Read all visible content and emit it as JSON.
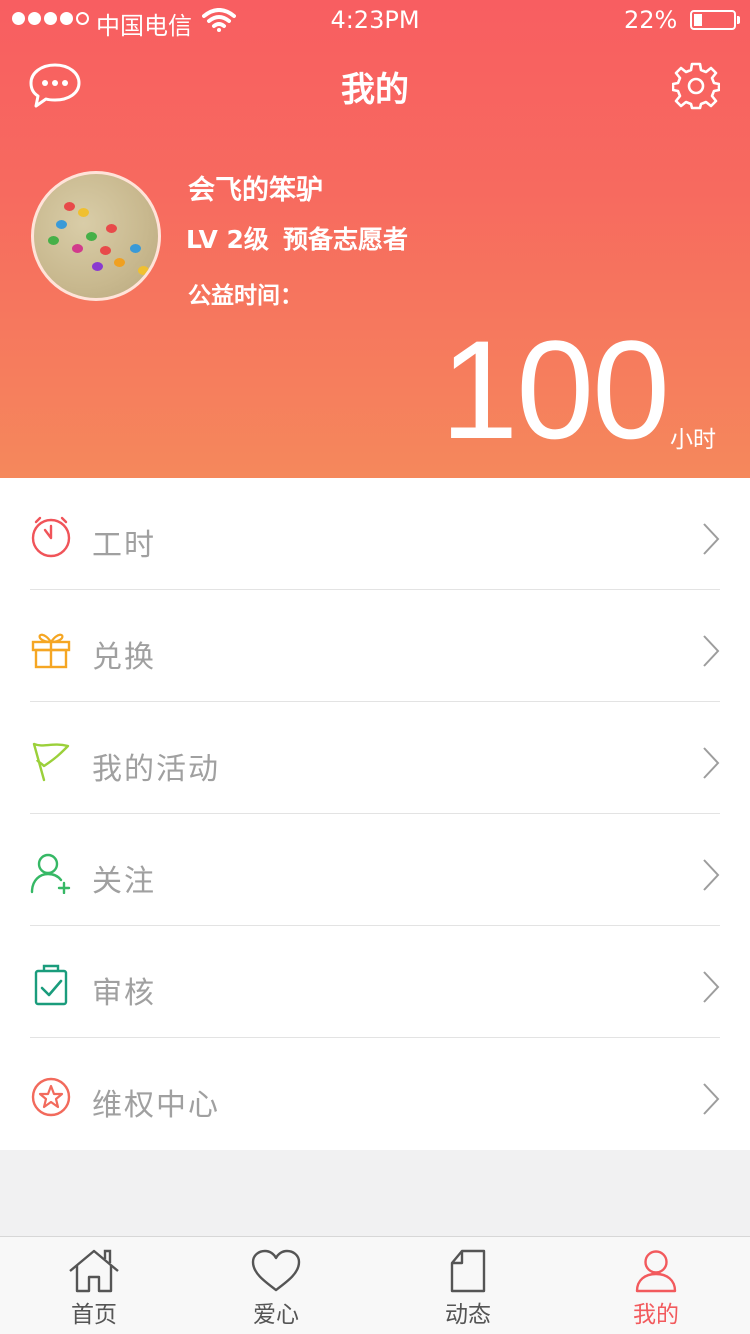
{
  "status_bar": {
    "carrier": "中国电信",
    "time": "4:23PM",
    "battery_percent": "22%"
  },
  "header": {
    "title": "我的",
    "left_icon": "chat-bubble-icon",
    "right_icon": "gear-icon"
  },
  "profile": {
    "name": "会飞的笨驴",
    "level": "LV 2级",
    "role": "预备志愿者",
    "time_label": "公益时间：",
    "hours_value": "100",
    "hours_unit": "小时"
  },
  "menu": {
    "items": [
      {
        "label": "工时",
        "icon": "clock-icon",
        "color": "#f05459"
      },
      {
        "label": "兑换",
        "icon": "gift-icon",
        "color": "#f5a623"
      },
      {
        "label": "我的活动",
        "icon": "flag-icon",
        "color": "#9bd03a"
      },
      {
        "label": "关注",
        "icon": "add-user-icon",
        "color": "#36b865"
      },
      {
        "label": "审核",
        "icon": "clipboard-check-icon",
        "color": "#1a9c7c"
      },
      {
        "label": "维权中心",
        "icon": "star-badge-icon",
        "color": "#f26a5c"
      }
    ]
  },
  "tabbar": {
    "tabs": [
      {
        "label": "首页",
        "icon": "home-icon"
      },
      {
        "label": "爱心",
        "icon": "heart-icon"
      },
      {
        "label": "动态",
        "icon": "document-icon"
      },
      {
        "label": "我的",
        "icon": "person-icon",
        "active": true
      }
    ],
    "active_color": "#f25a5d"
  }
}
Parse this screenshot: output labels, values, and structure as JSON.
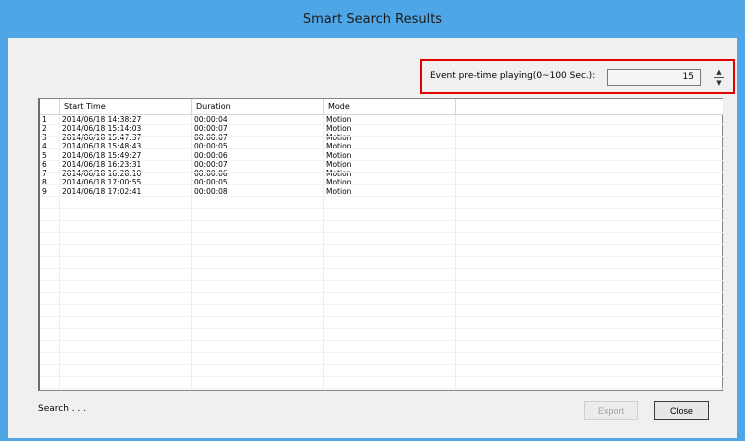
{
  "window": {
    "title": "Smart Search Results"
  },
  "pretime": {
    "label": "Event pre-time playing(0~100 Sec.):",
    "value": "15"
  },
  "table": {
    "columns": [
      "",
      "Start Time",
      "Duration",
      "Mode"
    ],
    "rows": [
      [
        "1",
        "2014/06/18 14:38:27",
        "00:00:04",
        "Motion"
      ],
      [
        "2",
        "2014/06/18 15:14:03",
        "00:00:07",
        "Motion"
      ],
      [
        "3",
        "2014/06/18 15:47:37",
        "00:00:07",
        "Motion"
      ],
      [
        "4",
        "2014/06/18 15:48:43",
        "00:00:05",
        "Motion"
      ],
      [
        "5",
        "2014/06/18 15:49:27",
        "00:00:06",
        "Motion"
      ],
      [
        "6",
        "2014/06/18 16:23:31",
        "00:00:07",
        "Motion"
      ],
      [
        "7",
        "2014/06/18 16:28:10",
        "00:00:06",
        "Motion"
      ],
      [
        "8",
        "2014/06/18 17:00:55",
        "00:00:05",
        "Motion"
      ],
      [
        "9",
        "2014/06/18 17:02:41",
        "00:00:08",
        "Motion"
      ]
    ]
  },
  "status": {
    "text": "Search . . ."
  },
  "buttons": {
    "export": "Export",
    "close": "Close"
  },
  "colors": {
    "titlebar": "#4fa6e6",
    "highlight": "#e00000"
  }
}
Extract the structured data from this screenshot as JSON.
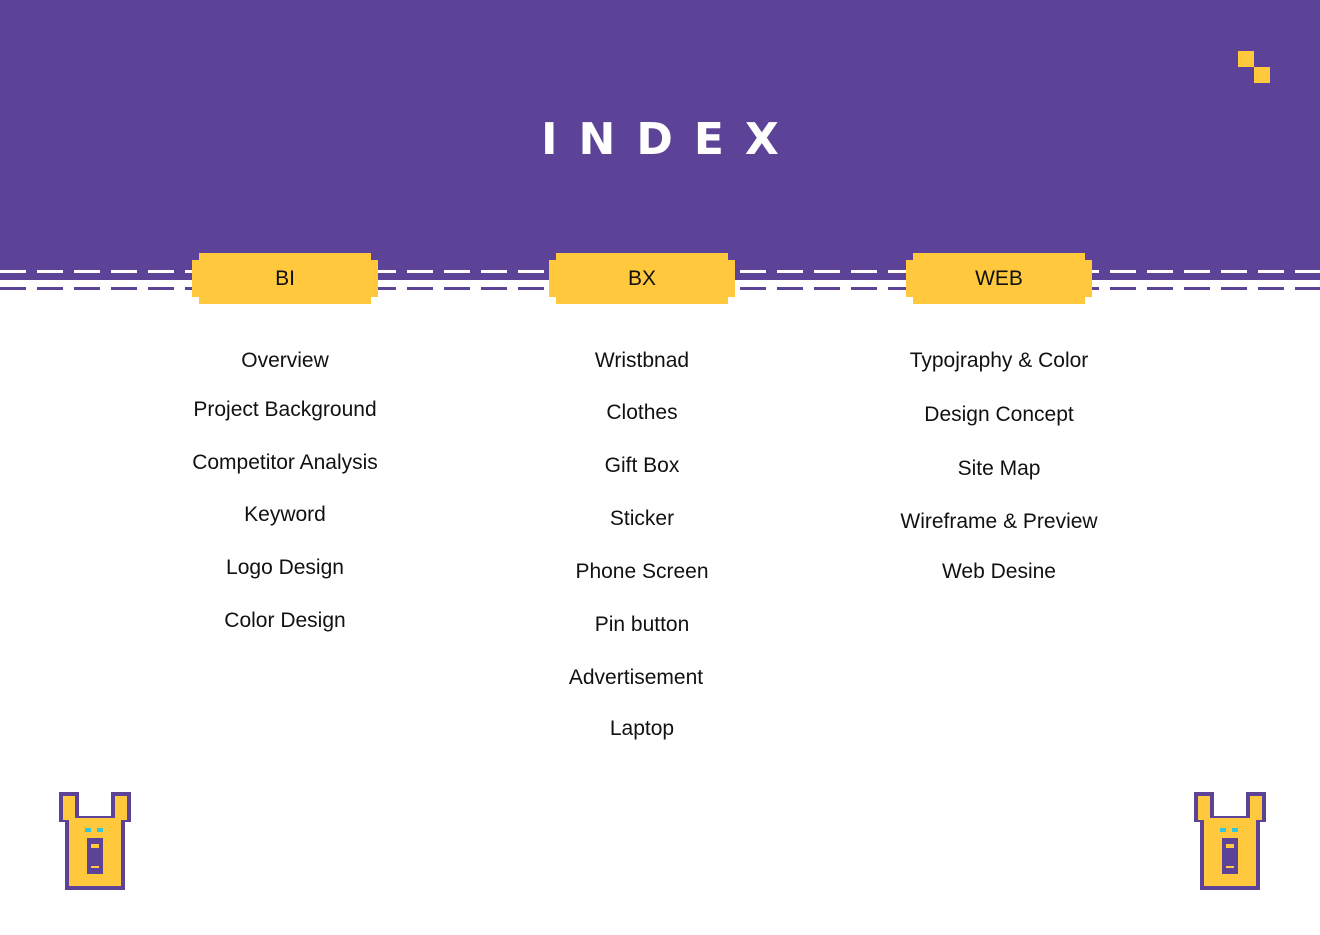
{
  "title": "INDEX",
  "colors": {
    "band": "#5d4397",
    "accent": "#ffc83d",
    "text": "#111111"
  },
  "tabs": [
    {
      "label": "BI",
      "items": [
        "Overview",
        "Project Background",
        "Competitor Analysis",
        "Keyword",
        "Logo Design",
        "Color Design"
      ]
    },
    {
      "label": "BX",
      "items": [
        "Wristbnad",
        "Clothes",
        "Gift Box",
        "Sticker",
        "Phone Screen",
        "Pin button",
        "Advertisement",
        "Laptop"
      ]
    },
    {
      "label": "WEB",
      "items": [
        "Typojraphy & Color",
        "Design Concept",
        "Site Map",
        "Wireframe & Preview",
        "Web Desine"
      ]
    }
  ],
  "icons": {
    "corner": "pixel-squares-icon",
    "mascot": "pixel-rabbit-mascot-icon"
  }
}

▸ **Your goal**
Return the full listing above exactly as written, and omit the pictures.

▸ **Written answer**
Read all visible content and emit it as JSON.
{
  "status_bar": {
    "carrier": "中国电信",
    "time": "4:23PM",
    "battery_percent": "22%"
  },
  "header": {
    "title": "我的",
    "left_icon": "chat-bubble-icon",
    "right_icon": "gear-icon"
  },
  "profile": {
    "name": "会飞的笨驴",
    "level": "LV 2级",
    "role": "预备志愿者",
    "time_label": "公益时间：",
    "hours_value": "100",
    "hours_unit": "小时"
  },
  "menu": {
    "items": [
      {
        "label": "工时",
        "icon": "clock-icon",
        "color": "#f05459"
      },
      {
        "label": "兑换",
        "icon": "gift-icon",
        "color": "#f5a623"
      },
      {
        "label": "我的活动",
        "icon": "flag-icon",
        "color": "#9bd03a"
      },
      {
        "label": "关注",
        "icon": "add-user-icon",
        "color": "#36b865"
      },
      {
        "label": "审核",
        "icon": "clipboard-check-icon",
        "color": "#1a9c7c"
      },
      {
        "label": "维权中心",
        "icon": "star-badge-icon",
        "color": "#f26a5c"
      }
    ]
  },
  "tabbar": {
    "tabs": [
      {
        "label": "首页",
        "icon": "home-icon"
      },
      {
        "label": "爱心",
        "icon": "heart-icon"
      },
      {
        "label": "动态",
        "icon": "document-icon"
      },
      {
        "label": "我的",
        "icon": "person-icon",
        "active": true
      }
    ],
    "active_color": "#f25a5d"
  }
}
Parse this screenshot: output labels, values, and structure as JSON.
{
  "window": {
    "title": "Smart Search Results"
  },
  "pretime": {
    "label": "Event pre-time playing(0~100 Sec.):",
    "value": "15"
  },
  "table": {
    "columns": [
      "",
      "Start Time",
      "Duration",
      "Mode"
    ],
    "rows": [
      [
        "1",
        "2014/06/18 14:38:27",
        "00:00:04",
        "Motion"
      ],
      [
        "2",
        "2014/06/18 15:14:03",
        "00:00:07",
        "Motion"
      ],
      [
        "3",
        "2014/06/18 15:47:37",
        "00:00:07",
        "Motion"
      ],
      [
        "4",
        "2014/06/18 15:48:43",
        "00:00:05",
        "Motion"
      ],
      [
        "5",
        "2014/06/18 15:49:27",
        "00:00:06",
        "Motion"
      ],
      [
        "6",
        "2014/06/18 16:23:31",
        "00:00:07",
        "Motion"
      ],
      [
        "7",
        "2014/06/18 16:28:10",
        "00:00:06",
        "Motion"
      ],
      [
        "8",
        "2014/06/18 17:00:55",
        "00:00:05",
        "Motion"
      ],
      [
        "9",
        "2014/06/18 17:02:41",
        "00:00:08",
        "Motion"
      ]
    ]
  },
  "status": {
    "text": "Search . . ."
  },
  "buttons": {
    "export": "Export",
    "close": "Close"
  },
  "colors": {
    "titlebar": "#4fa6e6",
    "highlight": "#e00000"
  }
}
Extract the structured data from this screenshot as JSON.
{
  "title": "INDEX",
  "colors": {
    "band": "#5d4397",
    "accent": "#ffc83d",
    "text": "#111111"
  },
  "tabs": [
    {
      "label": "BI",
      "items": [
        "Overview",
        "Project Background",
        "Competitor Analysis",
        "Keyword",
        "Logo Design",
        "Color Design"
      ]
    },
    {
      "label": "BX",
      "items": [
        "Wristbnad",
        "Clothes",
        "Gift Box",
        "Sticker",
        "Phone Screen",
        "Pin button",
        "Advertisement",
        "Laptop"
      ]
    },
    {
      "label": "WEB",
      "items": [
        "Typojraphy & Color",
        "Design Concept",
        "Site Map",
        "Wireframe & Preview",
        "Web Desine"
      ]
    }
  ],
  "icons": {
    "corner": "pixel-squares-icon",
    "mascot": "pixel-rabbit-mascot-icon"
  }
}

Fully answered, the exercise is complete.